◆ **What is expected**
Scan the material for the word "hint" and copy each line where it occurs.

◆ **Materials provided**

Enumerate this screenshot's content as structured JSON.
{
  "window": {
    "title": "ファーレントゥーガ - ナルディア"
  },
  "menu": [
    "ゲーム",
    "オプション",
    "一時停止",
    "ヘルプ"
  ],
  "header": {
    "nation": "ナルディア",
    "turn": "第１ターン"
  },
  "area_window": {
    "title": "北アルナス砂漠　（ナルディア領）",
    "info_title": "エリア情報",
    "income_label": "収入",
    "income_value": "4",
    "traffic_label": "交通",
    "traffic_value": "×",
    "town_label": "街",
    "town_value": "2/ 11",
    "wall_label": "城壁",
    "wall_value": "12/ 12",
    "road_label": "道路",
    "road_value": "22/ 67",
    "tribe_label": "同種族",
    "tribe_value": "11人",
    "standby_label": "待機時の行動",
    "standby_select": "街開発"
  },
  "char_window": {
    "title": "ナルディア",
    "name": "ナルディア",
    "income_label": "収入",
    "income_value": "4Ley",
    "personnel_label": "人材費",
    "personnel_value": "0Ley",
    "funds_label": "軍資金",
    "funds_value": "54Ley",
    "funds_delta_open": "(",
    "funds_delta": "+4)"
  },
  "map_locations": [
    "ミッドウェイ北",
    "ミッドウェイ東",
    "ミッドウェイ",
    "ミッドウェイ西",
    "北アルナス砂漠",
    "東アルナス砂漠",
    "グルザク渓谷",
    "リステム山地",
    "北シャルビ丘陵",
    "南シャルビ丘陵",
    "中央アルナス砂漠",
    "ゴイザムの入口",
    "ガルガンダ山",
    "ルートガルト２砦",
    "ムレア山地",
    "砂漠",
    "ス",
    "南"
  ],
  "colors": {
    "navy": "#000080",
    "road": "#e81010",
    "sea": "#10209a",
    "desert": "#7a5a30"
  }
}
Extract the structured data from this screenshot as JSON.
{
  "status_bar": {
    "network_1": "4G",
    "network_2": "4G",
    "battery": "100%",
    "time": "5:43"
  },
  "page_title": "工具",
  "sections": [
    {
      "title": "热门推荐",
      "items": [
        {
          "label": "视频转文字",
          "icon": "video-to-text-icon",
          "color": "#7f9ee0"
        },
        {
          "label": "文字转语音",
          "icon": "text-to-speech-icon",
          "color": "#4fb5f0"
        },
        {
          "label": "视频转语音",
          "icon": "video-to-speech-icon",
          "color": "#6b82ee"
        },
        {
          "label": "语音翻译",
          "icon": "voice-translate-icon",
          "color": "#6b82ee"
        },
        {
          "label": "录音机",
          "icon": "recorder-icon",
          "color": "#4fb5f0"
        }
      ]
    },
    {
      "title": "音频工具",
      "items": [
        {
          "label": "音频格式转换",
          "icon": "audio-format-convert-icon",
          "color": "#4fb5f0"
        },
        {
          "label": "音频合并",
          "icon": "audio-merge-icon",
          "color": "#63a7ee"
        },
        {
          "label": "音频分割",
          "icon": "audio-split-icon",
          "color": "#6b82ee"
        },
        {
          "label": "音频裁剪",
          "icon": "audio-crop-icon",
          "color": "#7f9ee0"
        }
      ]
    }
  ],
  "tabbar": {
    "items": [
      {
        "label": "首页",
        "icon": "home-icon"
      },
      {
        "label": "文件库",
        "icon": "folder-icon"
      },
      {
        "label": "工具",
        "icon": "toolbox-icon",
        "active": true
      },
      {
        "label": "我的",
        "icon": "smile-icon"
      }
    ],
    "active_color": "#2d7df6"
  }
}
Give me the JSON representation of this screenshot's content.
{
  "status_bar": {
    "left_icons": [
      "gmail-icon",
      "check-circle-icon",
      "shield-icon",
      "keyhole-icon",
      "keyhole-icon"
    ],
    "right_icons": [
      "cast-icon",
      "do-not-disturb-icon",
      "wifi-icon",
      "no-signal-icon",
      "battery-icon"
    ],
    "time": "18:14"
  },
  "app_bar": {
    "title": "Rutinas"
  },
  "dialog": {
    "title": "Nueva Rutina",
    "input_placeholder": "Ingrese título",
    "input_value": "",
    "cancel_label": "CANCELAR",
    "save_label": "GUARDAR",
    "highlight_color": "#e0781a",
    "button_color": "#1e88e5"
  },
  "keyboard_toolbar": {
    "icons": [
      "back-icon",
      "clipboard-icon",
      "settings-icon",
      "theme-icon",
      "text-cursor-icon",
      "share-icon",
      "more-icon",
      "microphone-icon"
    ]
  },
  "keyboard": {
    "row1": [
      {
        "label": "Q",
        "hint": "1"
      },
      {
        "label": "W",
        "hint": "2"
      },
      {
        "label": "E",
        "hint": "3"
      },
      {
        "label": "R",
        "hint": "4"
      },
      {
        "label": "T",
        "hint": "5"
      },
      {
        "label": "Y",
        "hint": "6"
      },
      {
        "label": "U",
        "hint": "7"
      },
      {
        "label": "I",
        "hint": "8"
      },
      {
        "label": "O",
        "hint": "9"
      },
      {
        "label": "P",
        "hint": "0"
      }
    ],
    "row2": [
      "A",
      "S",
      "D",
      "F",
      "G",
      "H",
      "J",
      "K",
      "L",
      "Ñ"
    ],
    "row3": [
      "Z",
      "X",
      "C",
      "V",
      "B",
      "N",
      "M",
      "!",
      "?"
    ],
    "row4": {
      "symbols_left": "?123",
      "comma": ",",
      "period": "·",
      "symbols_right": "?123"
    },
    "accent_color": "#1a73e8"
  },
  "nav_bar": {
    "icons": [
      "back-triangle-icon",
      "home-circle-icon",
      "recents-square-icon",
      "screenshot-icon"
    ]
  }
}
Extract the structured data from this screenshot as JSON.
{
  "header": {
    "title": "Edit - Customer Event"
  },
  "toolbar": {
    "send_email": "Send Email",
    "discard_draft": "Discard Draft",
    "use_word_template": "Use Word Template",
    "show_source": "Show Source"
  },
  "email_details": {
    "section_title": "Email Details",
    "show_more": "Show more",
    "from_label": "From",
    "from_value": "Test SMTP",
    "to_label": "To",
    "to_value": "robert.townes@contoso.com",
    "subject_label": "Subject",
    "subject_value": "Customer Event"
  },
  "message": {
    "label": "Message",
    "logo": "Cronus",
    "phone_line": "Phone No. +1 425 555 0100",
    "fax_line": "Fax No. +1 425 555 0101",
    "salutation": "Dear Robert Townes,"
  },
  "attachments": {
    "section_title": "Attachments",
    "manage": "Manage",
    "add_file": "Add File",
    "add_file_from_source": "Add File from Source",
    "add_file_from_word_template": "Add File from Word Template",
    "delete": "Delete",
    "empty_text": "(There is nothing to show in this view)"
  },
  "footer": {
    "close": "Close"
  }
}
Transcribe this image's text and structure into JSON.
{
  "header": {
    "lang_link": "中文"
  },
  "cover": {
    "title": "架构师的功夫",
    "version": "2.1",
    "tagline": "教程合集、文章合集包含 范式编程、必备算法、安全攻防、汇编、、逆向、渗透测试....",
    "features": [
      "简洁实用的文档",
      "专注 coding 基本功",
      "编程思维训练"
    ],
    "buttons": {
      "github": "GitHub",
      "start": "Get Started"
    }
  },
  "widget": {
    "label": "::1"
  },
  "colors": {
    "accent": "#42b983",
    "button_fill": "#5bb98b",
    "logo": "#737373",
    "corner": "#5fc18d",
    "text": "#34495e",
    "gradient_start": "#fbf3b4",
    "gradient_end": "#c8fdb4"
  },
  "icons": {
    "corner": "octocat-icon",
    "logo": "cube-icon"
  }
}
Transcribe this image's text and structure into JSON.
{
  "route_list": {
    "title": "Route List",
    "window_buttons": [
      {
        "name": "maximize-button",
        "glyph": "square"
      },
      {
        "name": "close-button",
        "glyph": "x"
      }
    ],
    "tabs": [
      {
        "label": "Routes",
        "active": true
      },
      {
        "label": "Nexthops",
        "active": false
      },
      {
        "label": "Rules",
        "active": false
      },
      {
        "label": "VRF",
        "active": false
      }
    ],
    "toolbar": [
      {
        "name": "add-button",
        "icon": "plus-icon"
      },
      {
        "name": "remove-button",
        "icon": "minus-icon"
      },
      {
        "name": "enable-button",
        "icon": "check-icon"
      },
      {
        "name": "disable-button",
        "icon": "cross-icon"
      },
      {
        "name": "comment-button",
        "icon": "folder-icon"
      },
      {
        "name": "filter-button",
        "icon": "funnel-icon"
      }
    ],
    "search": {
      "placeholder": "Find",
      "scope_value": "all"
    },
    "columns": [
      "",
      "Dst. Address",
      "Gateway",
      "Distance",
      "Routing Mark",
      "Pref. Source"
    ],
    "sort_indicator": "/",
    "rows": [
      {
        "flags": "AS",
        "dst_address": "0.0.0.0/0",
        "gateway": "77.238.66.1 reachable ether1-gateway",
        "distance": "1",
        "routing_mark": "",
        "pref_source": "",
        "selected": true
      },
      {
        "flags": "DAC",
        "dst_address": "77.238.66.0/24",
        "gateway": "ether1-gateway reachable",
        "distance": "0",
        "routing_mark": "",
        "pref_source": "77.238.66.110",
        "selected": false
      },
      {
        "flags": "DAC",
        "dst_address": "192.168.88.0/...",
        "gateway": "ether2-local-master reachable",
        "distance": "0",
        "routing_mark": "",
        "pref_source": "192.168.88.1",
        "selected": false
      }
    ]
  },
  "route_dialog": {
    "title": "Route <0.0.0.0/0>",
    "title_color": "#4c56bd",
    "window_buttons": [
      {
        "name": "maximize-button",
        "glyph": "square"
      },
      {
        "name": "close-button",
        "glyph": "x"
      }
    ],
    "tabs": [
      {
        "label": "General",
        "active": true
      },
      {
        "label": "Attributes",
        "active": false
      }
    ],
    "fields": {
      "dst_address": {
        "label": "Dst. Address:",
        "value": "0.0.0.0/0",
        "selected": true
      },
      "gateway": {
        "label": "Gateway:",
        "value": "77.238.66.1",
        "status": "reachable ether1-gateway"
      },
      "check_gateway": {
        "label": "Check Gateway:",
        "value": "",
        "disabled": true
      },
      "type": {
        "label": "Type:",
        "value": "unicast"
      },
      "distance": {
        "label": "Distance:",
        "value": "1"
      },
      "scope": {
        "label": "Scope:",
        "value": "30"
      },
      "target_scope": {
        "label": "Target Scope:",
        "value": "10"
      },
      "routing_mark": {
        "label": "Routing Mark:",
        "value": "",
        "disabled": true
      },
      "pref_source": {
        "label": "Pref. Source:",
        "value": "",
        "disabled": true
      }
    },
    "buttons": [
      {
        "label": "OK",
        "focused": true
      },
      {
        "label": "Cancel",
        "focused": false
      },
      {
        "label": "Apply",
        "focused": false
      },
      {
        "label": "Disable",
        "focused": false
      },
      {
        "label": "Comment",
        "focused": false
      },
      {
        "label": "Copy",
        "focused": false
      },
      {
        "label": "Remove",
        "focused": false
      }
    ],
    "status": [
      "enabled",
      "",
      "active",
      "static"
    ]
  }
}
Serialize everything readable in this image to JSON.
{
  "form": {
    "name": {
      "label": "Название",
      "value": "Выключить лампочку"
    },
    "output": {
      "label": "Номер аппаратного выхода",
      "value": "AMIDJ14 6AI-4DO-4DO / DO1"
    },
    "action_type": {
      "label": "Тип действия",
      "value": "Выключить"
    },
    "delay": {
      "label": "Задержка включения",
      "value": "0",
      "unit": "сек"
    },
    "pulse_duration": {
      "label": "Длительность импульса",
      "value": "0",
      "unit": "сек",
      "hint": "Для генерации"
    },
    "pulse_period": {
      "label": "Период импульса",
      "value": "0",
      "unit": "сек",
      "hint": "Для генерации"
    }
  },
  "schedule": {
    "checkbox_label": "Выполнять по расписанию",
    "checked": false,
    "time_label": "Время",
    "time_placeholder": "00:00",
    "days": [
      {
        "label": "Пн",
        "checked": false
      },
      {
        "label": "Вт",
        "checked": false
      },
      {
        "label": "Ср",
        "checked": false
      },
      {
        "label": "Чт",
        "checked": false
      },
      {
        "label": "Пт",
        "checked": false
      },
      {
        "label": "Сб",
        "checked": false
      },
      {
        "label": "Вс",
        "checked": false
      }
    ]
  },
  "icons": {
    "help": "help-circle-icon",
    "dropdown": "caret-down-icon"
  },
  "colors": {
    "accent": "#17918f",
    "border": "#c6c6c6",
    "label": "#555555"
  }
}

◆ **Output of the exercise**
        "hint": "1"
        "hint": "2"
        "hint": "3"
        "hint": "4"
        "hint": "5"
        "hint": "6"
        "hint": "7"
        "hint": "8"
        "hint": "9"
        "hint": "0"
      "hint": "Для генерации"
      "hint": "Для генерации"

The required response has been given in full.